29 NOVEMBER 1940, Page 14


SIR,—We see you are discussing " Wasteful Milk Rounds." The Government has announced it is carefully examining the recommen- dations of the Committee on the Cost of Milk Distribution presided over by Lord Perry. Rationalisation as recommended by this Com- mittee means the survival of the biggest retailers only and the total extinction of about 6o,000 small retailers throughout the country who have, in the past, always been regarded as the backbone of British commerce. It is obvious to all those with a knowledge of the milk trade that Lord Perry's report could not have been published at a more inopportune moment for the following reasons: r. The country is suffering severely from dislocation brought about by a state of war and disruption which has been caused in nearly aft the large towns and cities through enemy actich., resulting in move- ment of the population, which must upset all the grounds upon which effective rationalisation can be proceeded with.

2. In spite of the fact that the Minister has assured the country that the milk production this winter will be sufficient for the population there are already signs that the liquid milk supply will be inadequate and that milk will have to be rationed. The distributors, therefore, are being asked to work their business on a reduced margin, with the possibility of ever-creasing costs (vide the recent wages award of the Milk Distributive Trade Board) and with the almost certain possibility of a reduced turnover which must result from rationing.

It could further be questioned whether the Co-op. movement would be able to carry out distribution at a margin which is any less than is obtained at present, and therefore if this report is proceeded with Lord Woolton will undoubtedly have the whole of the retail distri- butive trade in line against him. Moreover, the Co-op. movement and the M.M.B. together could not hope to succeed in taking over (as has been timidly suggested) the distributive trade of the country, and any attempt by them to do so would only result in the complete dis- ruption of this essential food service.

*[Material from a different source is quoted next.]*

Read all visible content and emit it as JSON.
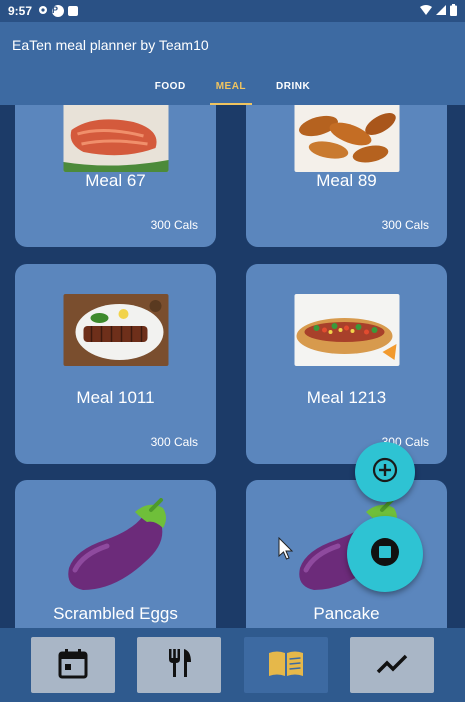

• Members of Parliament studying this problem should propose that no further steps be taken on the report until April or May of next year when milk supplies will, it is hoped, be more normal and the position of the population in the various towns and cities possibly have reached a more stabilised condition than at present. Then, and only then, should the matter be reconsidered by the appointment of a Distributors' Board with full statutory powers, who would be in a position to deal effectively with the M.M.B., carry out reforms which are not possible under existing circumstances and discipline and con- trol the retail milk trade. Without such a Board any attempt to rationalise the industry would result in unfair advantages to the large combines and Co-ops., with victimisation of the smaller traders.—